The Snake Man (Khmer: ពស់កេងកង; Puos Keng Kang; Thai: งูเก็งกอง; rtgs: Ngu-kengkong) is a 1970 Cambodian drama horror film based on a Cambodian myth about a snake goddess, starring the most well-known Khmer actress of the era, Dy Saveth and Chea Yuthorn, who became popular in Thailand after the film's release. The film was directed by a Chinese Cambodian director, Tea Lim Koun who experienced unprecedented success as a result of the film and is known today as one of the fathers of Khmer Cinema.
The film was an enormous commercial success in Cambodia and had been released at worldwide box offices, with also much success in neighboring Thailand, which brought back an extremely better result of grossing revenue. The film then noticed one of the biggest box-office hits in Southeast Asia at the time, holding today as Khmer Classic films for decades.
As reported by Thailand’s Krung Thep Turakij newspaper, The Snake Man is a Khmer film awarded at the 19th Asian Movie Awards in Singapore in 1972 where it received 6 golden awards including Best Director and Best Actress.

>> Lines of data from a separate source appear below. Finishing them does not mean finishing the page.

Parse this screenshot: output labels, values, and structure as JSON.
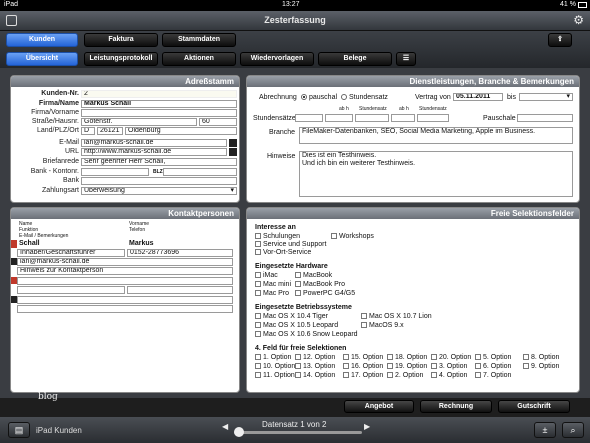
{
  "status": {
    "device": "iPad",
    "time": "13:27",
    "battery": "41 %"
  },
  "title": "Zesterfassung",
  "tabs_top": [
    "Kunden",
    "Faktura",
    "Stammdaten"
  ],
  "tabs_sub": [
    "Übersicht",
    "Leistungsprotokoll",
    "Aktionen",
    "Wiedervorlagen",
    "Belege"
  ],
  "adress": {
    "header": "Adreßstamm",
    "kunden_nr_label": "Kunden-Nr.",
    "kunden_nr": "2",
    "firma_label": "Firma/Name",
    "firma": "Markus Schall",
    "firma_vorname_label": "Firma/Vorname",
    "strasse_label": "Straße/Hausnr.",
    "strasse": "Gotenstr.",
    "hausnr": "60",
    "land_label": "Land/PLZ/Ort",
    "land": "D",
    "plz": "26121",
    "ort": "Oldenburg",
    "email_label": "E-Mail",
    "email": "ian@markus-schall.de",
    "url_label": "URL",
    "url": "http://www.markus-schall.de",
    "brief_label": "Briefanrede",
    "brief": "Sehr geehrter Herr Schall,",
    "bank_label": "Bank - Kontonr.",
    "blz_label": "BLZ",
    "bank2_label": "Bank",
    "zahl_label": "Zahlungsart",
    "zahl": "Überweisung"
  },
  "kontakt": {
    "header": "Kontaktpersonen",
    "col1": [
      "Name",
      "Funktion",
      "E-Mail / Bemerkungen"
    ],
    "col2": [
      "Vorname",
      "Telefon"
    ],
    "name": "Schall",
    "vorname": "Markus",
    "funktion": "Inhaber/Geschäftsführer",
    "telefon": "0152-28773696",
    "email": "ian@markus-schall.de",
    "hinweis": "Hinweis zur Kontaktperson"
  },
  "dienst": {
    "header": "Dienstleistungen, Branche & Bemerkungen",
    "abr_label": "Abrechnung",
    "pauschal": "pauschal",
    "stunden": "Stundensatz",
    "vertrag_label": "Vertrag von",
    "vertrag": "05.11.2011",
    "bis": "bis",
    "std_label": "Stundensätze",
    "ab_h": "ab h",
    "stundensatz": "Stundensatz",
    "pauschale_label": "Pauschale",
    "branche_label": "Branche",
    "branche": "FileMaker-Datenbanken, SEO, Social Media Marketing, Apple im Business.",
    "hinweise_label": "Hinweise",
    "hinweise1": "Dies ist ein Testhinweis.",
    "hinweise2": "Und ich bin ein weiterer Testhinweis."
  },
  "frei": {
    "header": "Freie Selektionsfelder",
    "interesse_title": "Interesse an",
    "interesse": [
      "Schulungen",
      "Service und Support",
      "Vor-Ort-Service"
    ],
    "workshops": "Workshops",
    "hardware_title": "Eingesetzte Hardware",
    "hardware_l": [
      "iMac",
      "Mac mini",
      "Mac Pro"
    ],
    "hardware_r": [
      "MacBook",
      "MacBook Pro",
      "PowerPC G4/G5"
    ],
    "os_title": "Eingesetzte Betriebssysteme",
    "os_l": [
      "Mac OS X 10.4 Tiger",
      "Mac OS X 10.5 Leopard",
      "Mac OS X 10.6 Snow Leopard"
    ],
    "os_r": [
      "Mac OS X 10.7 Lion",
      "MacOS 9.x"
    ],
    "feld_title": "4. Feld für freie Selektionen",
    "options": [
      [
        "1. Option",
        "15. Option",
        "20. Option",
        "8. Option"
      ],
      [
        "10. Option",
        "16. Option",
        "3. Option",
        "9. Option"
      ],
      [
        "11. Option",
        "17. Option",
        "4. Option",
        ""
      ]
    ],
    "options_b": [
      [
        "12. Option",
        "18. Option",
        "5. Option"
      ],
      [
        "13. Option",
        "19. Option",
        "6. Option"
      ],
      [
        "14. Option",
        "2. Option",
        "7. Option"
      ]
    ]
  },
  "blog": "blog",
  "bottom_buttons": [
    "Angebot",
    "Rechnung",
    "Gutschrift"
  ],
  "layout_name": "iPad Kunden",
  "record": "Datensatz 1 von 2"
}
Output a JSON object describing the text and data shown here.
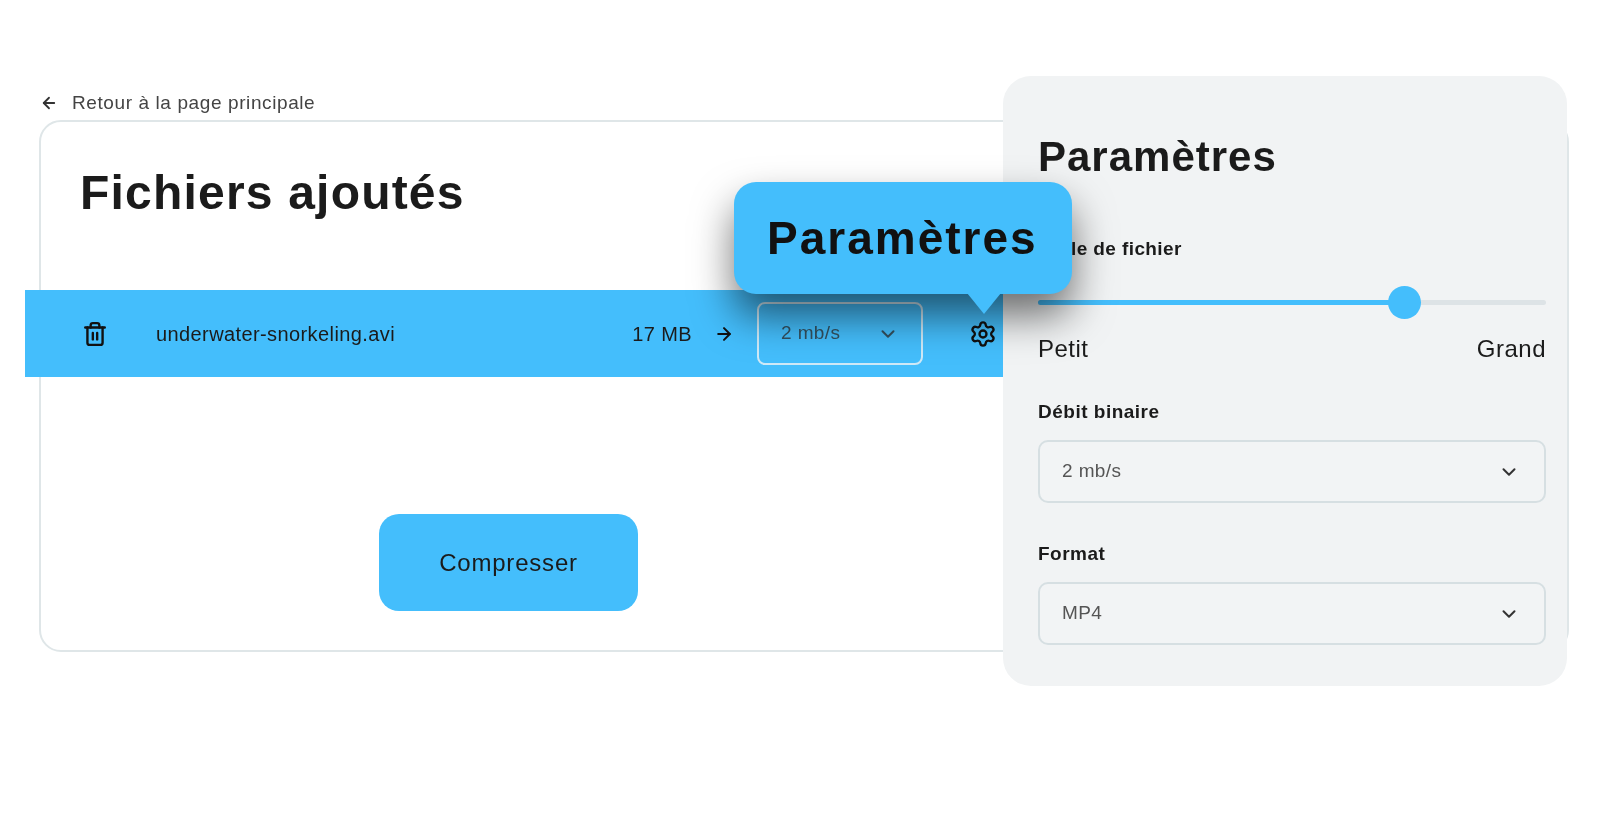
{
  "back_link": {
    "label": "Retour à la page principale"
  },
  "files_card": {
    "title": "Fichiers ajoutés",
    "files": [
      {
        "name": "underwater-snorkeling.avi",
        "size": "17 MB",
        "bitrate": "2 mb/s",
        "selected": true
      }
    ],
    "compress_button": "Compresser"
  },
  "tooltip": {
    "text": "Paramètres"
  },
  "settings_panel": {
    "title": "Paramètres",
    "fields": [
      {
        "kind": "slider",
        "label": "le de fichier",
        "level": 0.72,
        "min_label": "Petit",
        "max_label": "Grand"
      },
      {
        "kind": "select",
        "label": "Débit binaire",
        "value": "2 mb/s"
      },
      {
        "kind": "select",
        "label": "Format",
        "value": "MP4"
      }
    ]
  }
}
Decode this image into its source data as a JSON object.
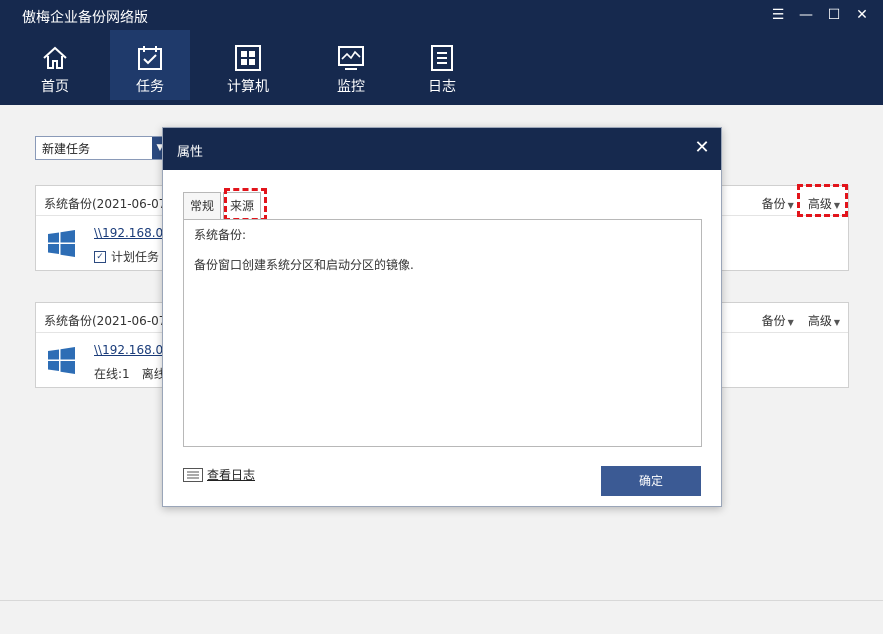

The film begins following the life of Neang Nhi, a Cambodian woman. Nhi is married to her husband Minom. Nhi and Minom have a young daughter. One day, Minom leaves town for work, leaving his daughter and wife at home. He tells their daughter that he will return home soon.